The captain of a U.S. Navy aircraft carrier that has more than 100 cases of coronavirus wrote a stunning plea for help to senior military officials.
In a four-page letter, first reported by the San Francisco Chronicle, Capt. Brett Crozier of the USS Theodore Roosevelt described a disastrous situation unfolding aboard the warship, a temporary home to more than 4,000 crew members.
“We are not at war. Sailors do not need to die. If we do not act now, we are failing to properly take care of our most trusted asset — our Sailors,” Crozier wrote. “The spread of the disease is ongoing and accelerating.”
He proposed offloading the majority of the crew, quarantining those infected, testing others for the virus and professionally cleaning the ship. He explained in his letter that by keeping the crew on the vessel the Pentagon was taking “an unnecessary risk” that “breaks faith with those Sailors entrusted to our care.”
The latest revelation of the coronavirus exposure aboard the USS Theodore Roosevelt, which is currently docked in Guam, follows a recently completed port call to Da Nang, Vietnam.
Fifteen days after leaving Vietnam, three sailors from the USS Roosevelt tested positive for the virus. The infections were the first reports of coronavirus on a vessel at sea.
Last week, Thomas Modly, the acting Navy secretary, told reporters at the Pentagon that the trio of sailors and those who had been in contact with the individuals were identified and quarantined.

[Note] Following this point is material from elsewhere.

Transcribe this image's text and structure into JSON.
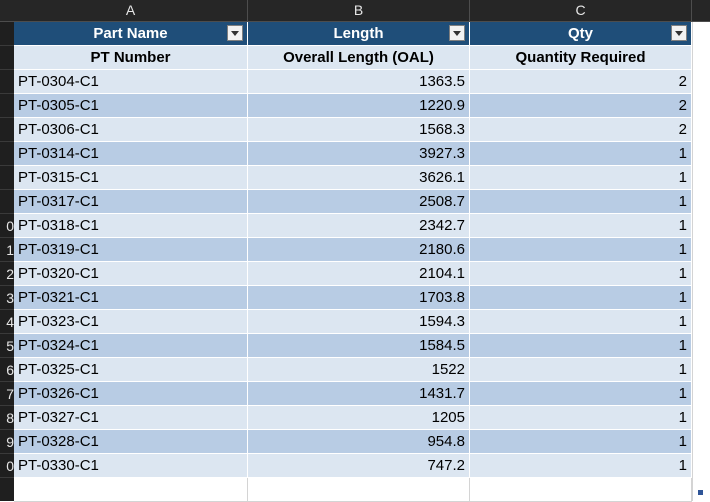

And while port calls for U.S. Navy ships have since been canceled, Modly defended the decision to complete the port call by saying that at the time, the coronavirus cases in Vietnam were less than 100.